The Real Reasons Employees Are Quitting
The high level of turnover within frontline workers is nothing new to the commercial cleaning industry, but in recent months nearly every market has been experiencing similar challenges. As reported by SmartBrief, a recent study conducted by McKinsey indicated that 40 percent of participants plan to leave their positions within the next six months — a continued trend of what has been dubbed “The Great Resignation”
In the Untied States for September alone, over 4.4 million employees quit their jobs, following the path of almost 24 million workers in total since April 2021. The study believes that many of these resignations stem from management not understanding the reasons for why employees become disgruntled. As a result, they aren’t properly equipped to address the issues before it’s too late. It’s a misnomer in many reported cases that salary and work-from-hone flexibility are the key reasons employees decide to look else where. Instead, it’s simply a matter of feeling respected and having a sense of self worth.
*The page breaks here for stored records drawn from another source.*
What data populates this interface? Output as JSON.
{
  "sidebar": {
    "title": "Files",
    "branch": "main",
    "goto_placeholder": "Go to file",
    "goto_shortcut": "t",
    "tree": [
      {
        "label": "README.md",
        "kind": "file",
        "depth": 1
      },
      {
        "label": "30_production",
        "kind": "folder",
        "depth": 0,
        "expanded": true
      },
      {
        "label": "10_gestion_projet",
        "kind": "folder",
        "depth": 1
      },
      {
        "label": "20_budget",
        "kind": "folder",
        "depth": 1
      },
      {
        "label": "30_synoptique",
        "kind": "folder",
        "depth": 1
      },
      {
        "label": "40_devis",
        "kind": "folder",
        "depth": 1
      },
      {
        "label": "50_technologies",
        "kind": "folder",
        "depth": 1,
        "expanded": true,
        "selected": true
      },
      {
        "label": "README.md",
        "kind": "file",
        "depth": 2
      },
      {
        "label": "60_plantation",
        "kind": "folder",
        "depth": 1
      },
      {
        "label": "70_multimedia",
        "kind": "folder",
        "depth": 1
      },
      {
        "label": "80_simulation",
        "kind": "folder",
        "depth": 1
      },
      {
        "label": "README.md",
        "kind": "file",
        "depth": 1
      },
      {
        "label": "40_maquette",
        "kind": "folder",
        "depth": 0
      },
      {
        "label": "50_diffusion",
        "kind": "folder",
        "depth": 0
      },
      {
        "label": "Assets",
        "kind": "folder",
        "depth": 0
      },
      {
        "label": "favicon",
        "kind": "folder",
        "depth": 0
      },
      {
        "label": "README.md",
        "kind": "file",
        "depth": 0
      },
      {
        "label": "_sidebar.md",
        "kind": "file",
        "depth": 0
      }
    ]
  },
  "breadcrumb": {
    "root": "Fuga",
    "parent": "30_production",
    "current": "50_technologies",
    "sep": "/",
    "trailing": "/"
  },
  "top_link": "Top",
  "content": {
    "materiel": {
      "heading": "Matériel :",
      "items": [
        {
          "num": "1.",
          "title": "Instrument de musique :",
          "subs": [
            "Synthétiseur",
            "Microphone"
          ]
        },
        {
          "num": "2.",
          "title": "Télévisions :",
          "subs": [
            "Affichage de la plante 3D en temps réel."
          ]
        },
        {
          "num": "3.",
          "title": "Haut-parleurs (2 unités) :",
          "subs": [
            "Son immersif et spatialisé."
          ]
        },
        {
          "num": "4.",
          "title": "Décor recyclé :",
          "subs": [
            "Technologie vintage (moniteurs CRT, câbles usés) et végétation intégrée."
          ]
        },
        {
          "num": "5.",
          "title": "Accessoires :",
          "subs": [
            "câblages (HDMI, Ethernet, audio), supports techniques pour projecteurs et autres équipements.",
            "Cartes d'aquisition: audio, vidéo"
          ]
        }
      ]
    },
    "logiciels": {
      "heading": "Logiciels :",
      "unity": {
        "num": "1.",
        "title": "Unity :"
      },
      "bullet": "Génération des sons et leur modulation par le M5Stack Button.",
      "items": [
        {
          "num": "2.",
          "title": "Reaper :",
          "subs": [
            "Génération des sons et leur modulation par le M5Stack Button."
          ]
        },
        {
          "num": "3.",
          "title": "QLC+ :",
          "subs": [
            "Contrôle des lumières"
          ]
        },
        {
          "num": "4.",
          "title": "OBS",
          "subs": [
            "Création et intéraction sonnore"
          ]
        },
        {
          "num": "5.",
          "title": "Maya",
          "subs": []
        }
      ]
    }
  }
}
According to the study, the top three reasons employees are leaving work are:
- 54 percent don’t feel valued by their organization
- 52 percent don’t feel valued by their managers
- 51 percent lack a sense of belonging at their job
Employers could truly mean well and believe they have a good pulse on what their employees value most. They can conduct studies, or even anonymous company surveys allowing people to speak their minds. The issue is that ultimately, it’s difficult to get a real answer without sitting down with them directly, even if it turns into a difficult or uncomfortable conversations. The three aforementioned reasons for quitting were the most common for that particular group of survey respondents, but for your own company, it’s simply a template for what could be the case, and nothing more.
It’s admirable for companies to take steps to address what they believe are the biggest employee issues — be it gaps in salaries, or a un-preferred work location in an office. But direct conversations with employees are essential to knowing where to start making strides. Not all employees are easily vocal about concerns, but that doesn’t mean that don’t have a voice.
For additional employee morale tips, click here.